Jonathan Gornall examines the hypocritical nature of humanity's relationship with the animal kingdom.
Animals: fuzzy friends or just dinner?
Shortly after he adopted an unwanted boa constrictor, Hal Herzog, a psychology professor at Western Carolina University, was accused by a colleague of feeding it stray kittens.
He wasn't. But the accusation, he wrote last year, "forced me to confront questions ... about the moral burdens of bringing animals into our lives".
America's 94 million pet cats, he calculated, each ate about 50 pounds (22kg) of meat a year, while snakes ate only five. Therefore, he concluded in Some We Love, Some We Hate, Some We Eat: Why It's So Hard to Think Straight About Animals, "the moral burden of enjoying the company of a cat is 10 times higher than that of living with a pet snake".
So what about the moral burden of enjoying the company of a giant panda? Endangered at home, pandas have nevertheless served as ambassadorial gifts from China for decades. Between 1958 and 1982, more than 20 were given away to nine countries. In 1972 Ling-Ling and Hsing-Hsing were a big hit in Washington's National Zoo and were credited with balancing East-West relations.
Now Kerching-Kerching - sorry, Tian Tian and her partner Yang Guang, settling in to their new life in Scotland - are expected to balance the books at the 100-year-old Edinburgh Zoo, which this time last year was facing the prospect of "a series of cuts after a drop in visitor numbers".

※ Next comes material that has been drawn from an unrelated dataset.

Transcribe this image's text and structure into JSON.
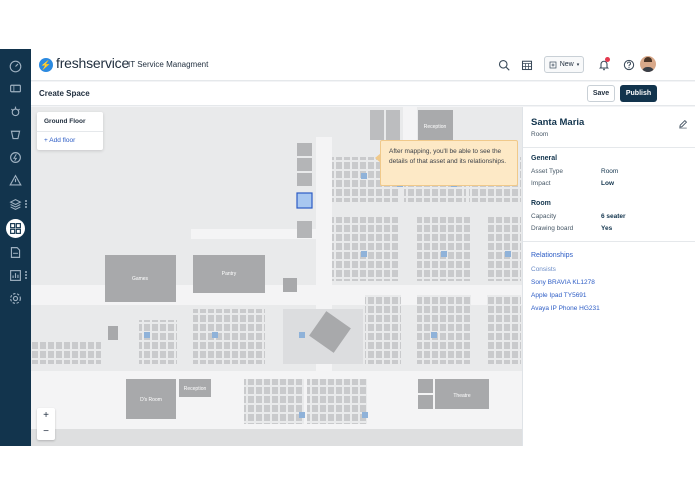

Perhaps as a result of China's bearhug embrace of capitalism, the days of the furry freebie are over and Scotland has had to rent its bears. Edinburgh's Royal Zoological Society, which desperately hopes the couple will prove to be a breeding pair (wishful thinking represented by the hundreds of toy baby pandas already resident in the zoo's shop), will pay £600,000 (Dh3.5m) a year for the next decade.
What's in it for China, which most surely does not need the rent? Who knows. Perhaps the pair are Trojan Pandas, designed to distract decadent western minds from the coming sack of the capitalist Troy by the ascendant eastern economy.
But even less clear is what's in it for the pandas.
Of course, the arrival of the star attractions was dressed up by the zoo in the emperor's clothes of education and conservation. The zoo was "supporting giant panda conservation and ... enhancing our programmes in education, science and conservation".
Sure, said The Born Free Foundation. Tian Tian and Yang Guang were nothing more than "commodities in a primarily commercial exchange ... this has less to do with conservation or education, and much more to do with resurrecting the fortunes of a fading visitor attraction".
Does it matter what the zoo's motives are, provided the animals are well looked after? Heck, they are being treated like stars, with organic bamboo specially flown in from home!
Well, that depends on your moral burden. All zoos, as a 2001 paper published in the journal Tourist Studies pointed out, are founded on "the theme of power". No matter how nicely designed they are, how cute the fluffy toys in the shops are, it remains a fact that "almost total control is exercised by humans over the animal's movements and activities".
We delight in projecting human characteristics onto animals when it suits us - witness Mickey Mouse, Fantastic Mr Fox, Ratatouille, The Lion King and Kung Fu Panda, et al - but we conveniently withdraw such anthropomorphic generosity whenever it suits us. Think experiments on white mice, fox hunting, rat poisoning, big-game bagging and, well, Edinburgh Zoo.
At best, this is conscious hypocrisy; at worst, some kind of mass split-personality disorder.
And if pandas really knew kung fu, it's a hundred bucks to a kilo of organic bamboo that some keeper in Edinburgh Zoo would be in for a hell of a kicking.